The next stall that catches our eyes is gloriously named "Graze" and they do meat! Like an Italian style kebab on a stick. We order 2 sticks of beef with sweet chilli and molassis ($5), we get 4. No complaints.
The meat is cooked perfectly and the flavourings work really well.
Next stop is a South American stall. Their full plate meals look spectacular we we decide to settle on a spicy empenada ($4). This becomes one of my favourites for the day. Like a pastie but with more of a short crust as opposed to flaky pastry, and the filling is spicy and flavoursome and has the most glorious seasoning.
Next door to South America is Tasmania, that is, The Gourmet Tasmanian Food Co.
We hear talk of scallops and truffled fries, but Dad has developed eyes for the Gamekeeper ($7). A venison and wallaby sausage with cranberry and lemon myrtle. It comes served on a bun with onions and cheese, we get no cheese or sauce so we can really taste the sausage. I also get a Gillespie's Ginger Beer ($5.50).

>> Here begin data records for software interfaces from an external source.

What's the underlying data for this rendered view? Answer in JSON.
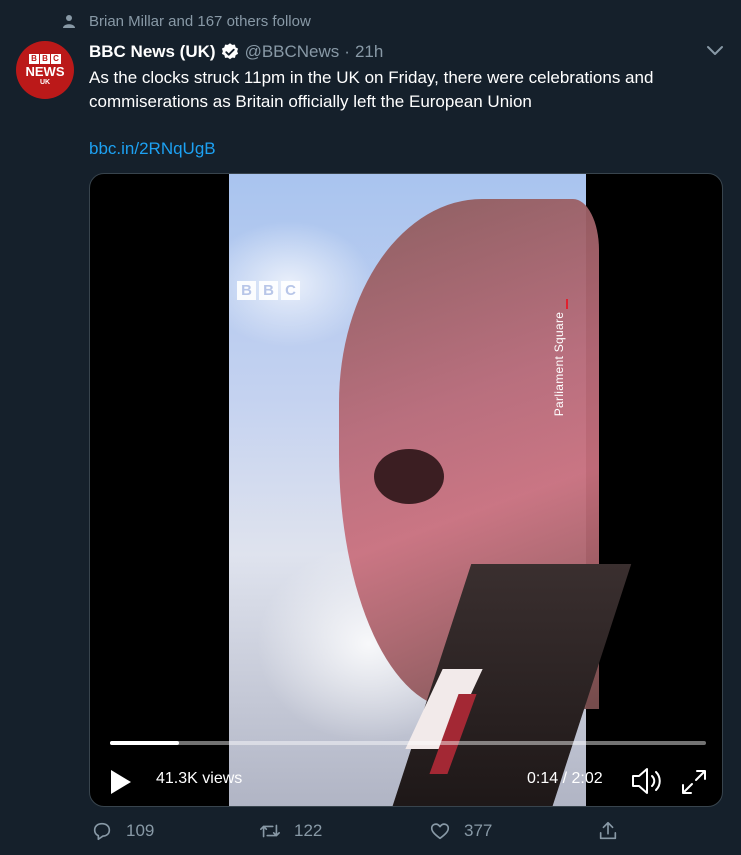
{
  "social_context": {
    "text": "Brian Millar and 167 others follow",
    "icon": "person-icon"
  },
  "avatar": {
    "letters": [
      "B",
      "B",
      "C"
    ],
    "news": "NEWS",
    "region": "UK"
  },
  "tweet": {
    "display_name": "BBC News (UK)",
    "handle": "@BBCNews",
    "separator": "·",
    "time": "21h",
    "text": "As the clocks struck 11pm in the UK on Friday, there were celebrations and commiserations as Britain officially left the European Union",
    "link": "bbc.in/2RNqUgB"
  },
  "video": {
    "watermark_letters": [
      "B",
      "B",
      "C"
    ],
    "location": "Parliament Square",
    "views": "41.3K views",
    "timecode": "0:14 / 2:02",
    "progress": 0.115
  },
  "actions": {
    "replies": "109",
    "retweets": "122",
    "likes": "377"
  },
  "colors": {
    "background": "#15202b",
    "secondary_text": "#8899a6",
    "link": "#1da1f2",
    "brand_red": "#bb1919",
    "border": "#38444d"
  }
}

The sausage is fantastic, as good as any sausage I have ever tried, it's flavour is bold and strong but perfectly balanced. The ginger beer is tasty and refreshing.
At this point I start developing concerns about how much more I can eat and consider one more something-or-other (and then a sweetie).
We have done a complete lap by this stage and think we have seen just about all there is, so we start on a re-do.
The first I-failed-to-notice-it-on-the-first-lap stall is called "I LOVE Mushrooms"! Holy Mackeral... I DO love Mushrooms!
I look at their menu, and it's all mushrooms all right, and then I notice on the counter a bain-maree of Lamb Shanks of all things. I LOVE lamb shanks. I opt for a lamb shank with mushrooms ($12).
It comes served with sour cream and mint sauce.
This is the first meal of the night that have involved cutlery so we find a seat, literally glance sidewards at the meat til it falls away from the bone and hook in.
The lamb is incredible (my other favourite meal for the night.) Beautiful young lamb flavour and cooked for ages. The mushrooms are outstanding, the mint sauce and sour cream are the perfect sides.
We continue with our second lap but realise we're probably full, so we pick up my brother a takeaway Currywurst and think we should get a cronut to try, but the lineup is huge and we opt instead for some cupcakes instead.
The cupcakes (sticky date) are very tasty ($3.50 ea).
The vibe at Eat Street is excellent. I love that even though it is very busy, you can find a quiet spot for a seat. The bars also look fun.
Currently I am contemplating moving to Brisbane in a couple of months, thanks in part, to wonderful spots like this opening up around the place.
Brisbane is certainly growing up, and getting... interesting.
EAT STREET MARKETS - Open on Friday and Saturdays from 4.00pm till 10.00pm, and on Sunday from 11.00am till 7:00pm on the river right next door to Portside.